The Pittsburgh Steelers are now into the offseason, following a year in which they had high hopes for Super Bowl success, but ultimately fell short of even reaching the postseason at 8-8. It was a tumultuous season, both on the field and within the roster, and the months to follow figure to have some drama as well, especially in light of the team’s failure to improve upon the year before.
The team made some bold moves over the course of the past year, and some areas of the roster look quite a bit different than they did a year ago, or even at the start of the regular season. Whether due to injuries or otherwise, a lot has transpired, and we’re left to wonder how much more will change prior to September.
How will Ben Roethlisberger’s rehab progress as he winds toward recovery from an elbow injury that cost him almost the entire season? What about some of the key young players, some of whom have already impressed, others still needing quite a bit of growth? Will there be changes to the coaching staff? The front office? Who will they not retain in free agency, and whom might they bring in?
These are the sorts of questions among many others that we have been exploring on a daily basis and will continue to do so. Football has become a year-round pastime and there is always a question to be asked, though there is rarely a concrete answer, as I’ve learned in my years of doing this.
Question: Are the Steelers planning on actually using a fullback more in their offense?
The Steelers made one free agent signing during the legal tampering window. That was for a fullback and special teamer, Derek Watt, the older brother of teammate T.J. Watt. They signed him to a three-year, $9.75 million contract.
While that might not sound like a ton of money in the grand scheme of things relative to a $200 million salary cap—just $3.25 million per year, under two percent—it is the second-highest per-year average salary for a fullback in the NFL, behind only Kyle Juszczyk of the San Francisco 49ers, who averages $5.25 million per year. Also signed this offseason was C.J. Ham, who is now up to $3 million per year, but the next-highest is $2.1 million per year.
So, one would think, given that the Steelers are willing to pay Watt so much relative to his position, he’s going to play a lot, right? Well, if you look at his career numbers, he only has 552 total snaps played on offense over the course of his entire four-year career. He has never even played 150 snaps in a single season, offensively. He has more than twice as many career snaps on special teams, and has twice gone over 300 in a single season.
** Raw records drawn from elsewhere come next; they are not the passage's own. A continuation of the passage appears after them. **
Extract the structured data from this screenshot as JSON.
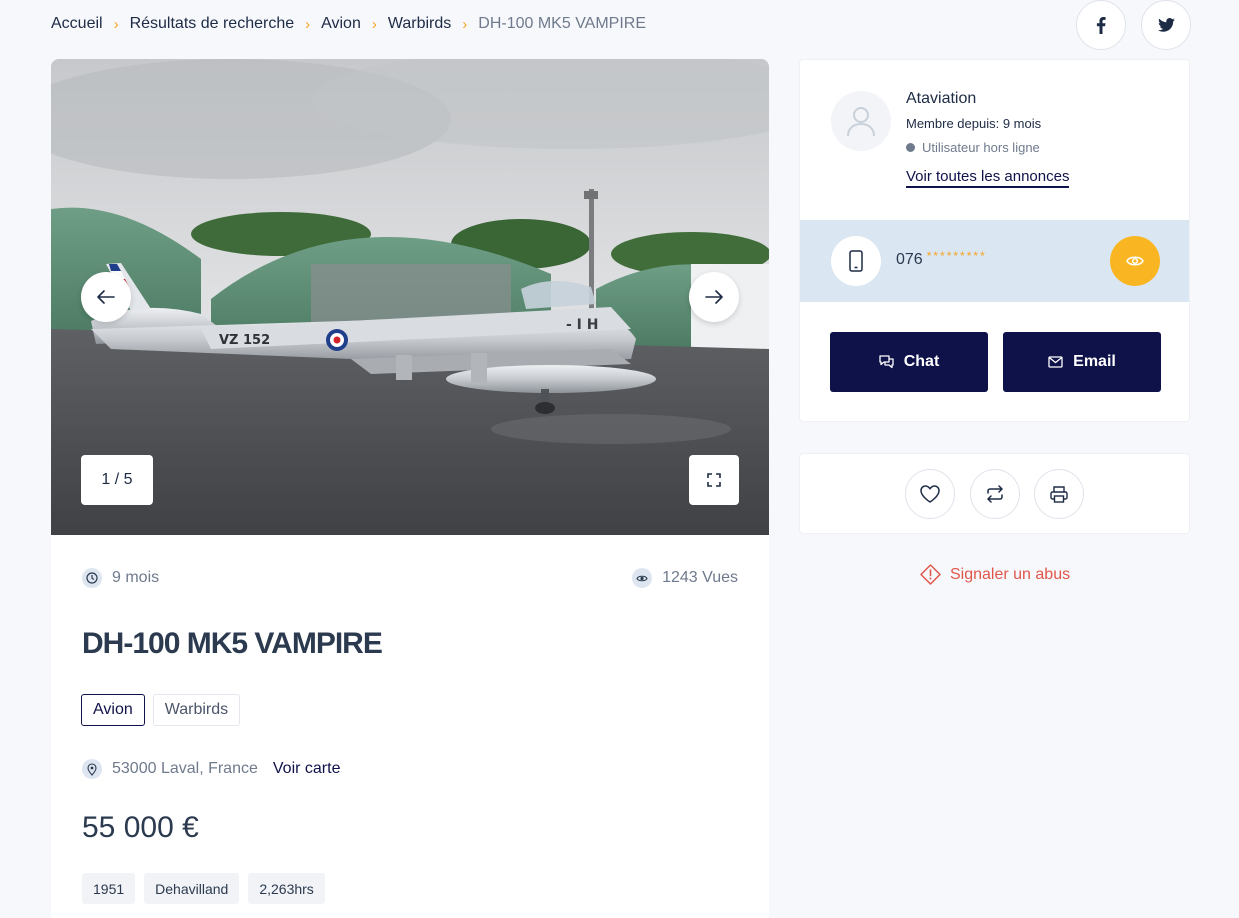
{
  "breadcrumb": {
    "items": [
      "Accueil",
      "Résultats de recherche",
      "Avion",
      "Warbirds",
      "DH-100 MK5 VAMPIRE"
    ],
    "separator": "›"
  },
  "social": {
    "facebook_icon": "facebook-icon",
    "twitter_icon": "twitter-icon"
  },
  "gallery": {
    "counter": "1 / 5",
    "aircraft_marking": "VZ 152",
    "tail_marking": "- I H"
  },
  "listing": {
    "age": "9 mois",
    "views": "1243 Vues",
    "title": "DH-100 MK5 VAMPIRE",
    "tags": [
      "Avion",
      "Warbirds"
    ],
    "location": "53000 Laval, France",
    "map_link": "Voir carte",
    "price": "55 000 €",
    "specs": [
      "1951",
      "Dehavilland",
      "2,263hrs"
    ]
  },
  "seller": {
    "name": "Ataviation",
    "member_since": "Membre depuis: 9 mois",
    "status": "Utilisateur hors ligne",
    "all_ads_link": "Voir toutes les annonces",
    "phone_prefix": "076",
    "phone_mask": "*********",
    "chat_label": "Chat",
    "email_label": "Email"
  },
  "report": {
    "label": "Signaler un abus"
  },
  "colors": {
    "accent": "#f5a623",
    "primary": "#0f1149",
    "phone_bar": "#dae6f1",
    "danger": "#e0574a"
  }
}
The Los Angeles Chargers never ranked higher than 19th in rushing attempts during Watt’s four seasons there. The Steelers have twice in that same span, as high as 15th in 2017. That was Roosevelt Nix’s career-high in carries with 181. Will Watt play 200 or more snaps on offense? With Ben Roethlisberger coming back with a repaired elbow, are they looking to bring a lot more balance? Or was he only paid what he received because he’s going to be such a big part of special teams?
It’s worth noting that Juszczyk plays a significant amount. His 389 snaps last season were the lowest since his rookie year. He logged 663 snaps in 2018